- As mentioned above, the left side of your brain, the analytical side, gets in the way. It can be difficult to shut this part of your head down, but you need to do it. This has happened to me on a number of occasions. What I did was write anyway, even if what I wrote wasn’t any good. Later you can go back and change it, and who knows, this may spur on more and better ideas. Brainstorming also works, and sometimes you just need to work on the development of the story itself. I keep a binder with tabbed sections for various literary items, such as Character, Setting, World Building, Brainstorming, just to name a few. Writing in your binder, or whatever you keep, can create ideas as well. Read the following book by Henriette Anne Klauser called Writing on Both Sides of the Brain: Breakthrough Techniques for People Who Write. This book helped me tremendously. See link below.
- Indecision. Maybe you have 2 or 3 or more possible ideas regarding what should come next, but you don’t know which one to choose. This is a great time to stop writing and start evaluating. Yes, I said it. You’ll have to use the left side of your brain here. Write each idea down on a note card and place them in front of you. Think about what you’ve written thus far and decide which idea will move your story forward to where you want it to go. Does this mean you have to scrap the other ideas you don’t use? No, not at all. Save them for later.

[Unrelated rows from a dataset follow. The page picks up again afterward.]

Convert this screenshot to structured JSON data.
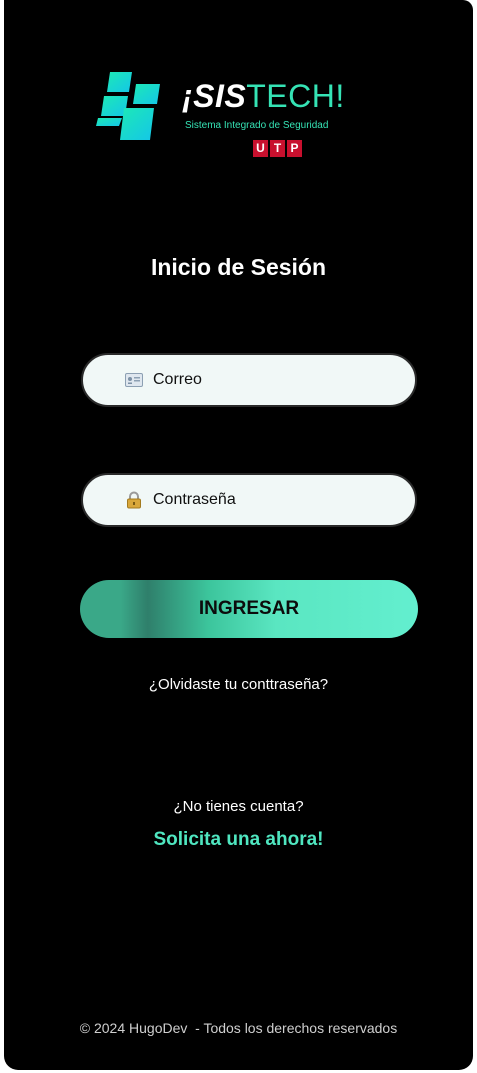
{
  "brand": {
    "title_prefix": "¡SIS",
    "title_suffix": "TECH!",
    "subtitle": "Sistema Integrado de Seguridad",
    "partner_letters": [
      "U",
      "T",
      "P"
    ],
    "accent_color": "#35e3b5",
    "partner_color": "#c8102e"
  },
  "login": {
    "title": "Inicio de Sesión",
    "email_placeholder": "Correo",
    "email_icon": "id-card-icon",
    "password_placeholder": "Contraseña",
    "password_icon": "padlock-icon",
    "submit_label": "INGRESAR",
    "forgot_link": "¿Olvidaste tu conttraseña?"
  },
  "signup": {
    "prompt": "¿No tienes cuenta?",
    "link": "Solicita una ahora!"
  },
  "footer": {
    "text": "© 2024 HugoDev  - Todos los derechos reservados"
  }
}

- You finished your thought process. This is huge. Another author told me she doesn’t ever get writer’s block. When I asked her why, she said she doesn’t stop writing at the end of a scene/chapter. She stops writing for the day in the middle of a scene where it is easy to pick up on the movement of the story the next day. So she doesn’t allow her thought process for the story to stop when she stops. I hope this makes sense. There is just one problem with this though. You will come to the end of that scene/chapter eventually, which means you might get hit with reasons 1 and 2 above.
- Ordering of story information. Stories are written with the three act structure in mind. Act I: Backstory, Act II: The Chase/The Attach, Act III: Resolution. Certain types of information belong ONLY in their perspective acts. Put the wrong type of information into the wrong act, and your story will be thrown way off. The result of this can lead to writer’s block. How do you combat this? There is a book I HIGHLY recommend. See below. I’ve provided the link in case you are interested in purchasing.
In the end your story will work out. It’s not the road you travel, it’s how you travel along that road that matters. You’ll get there.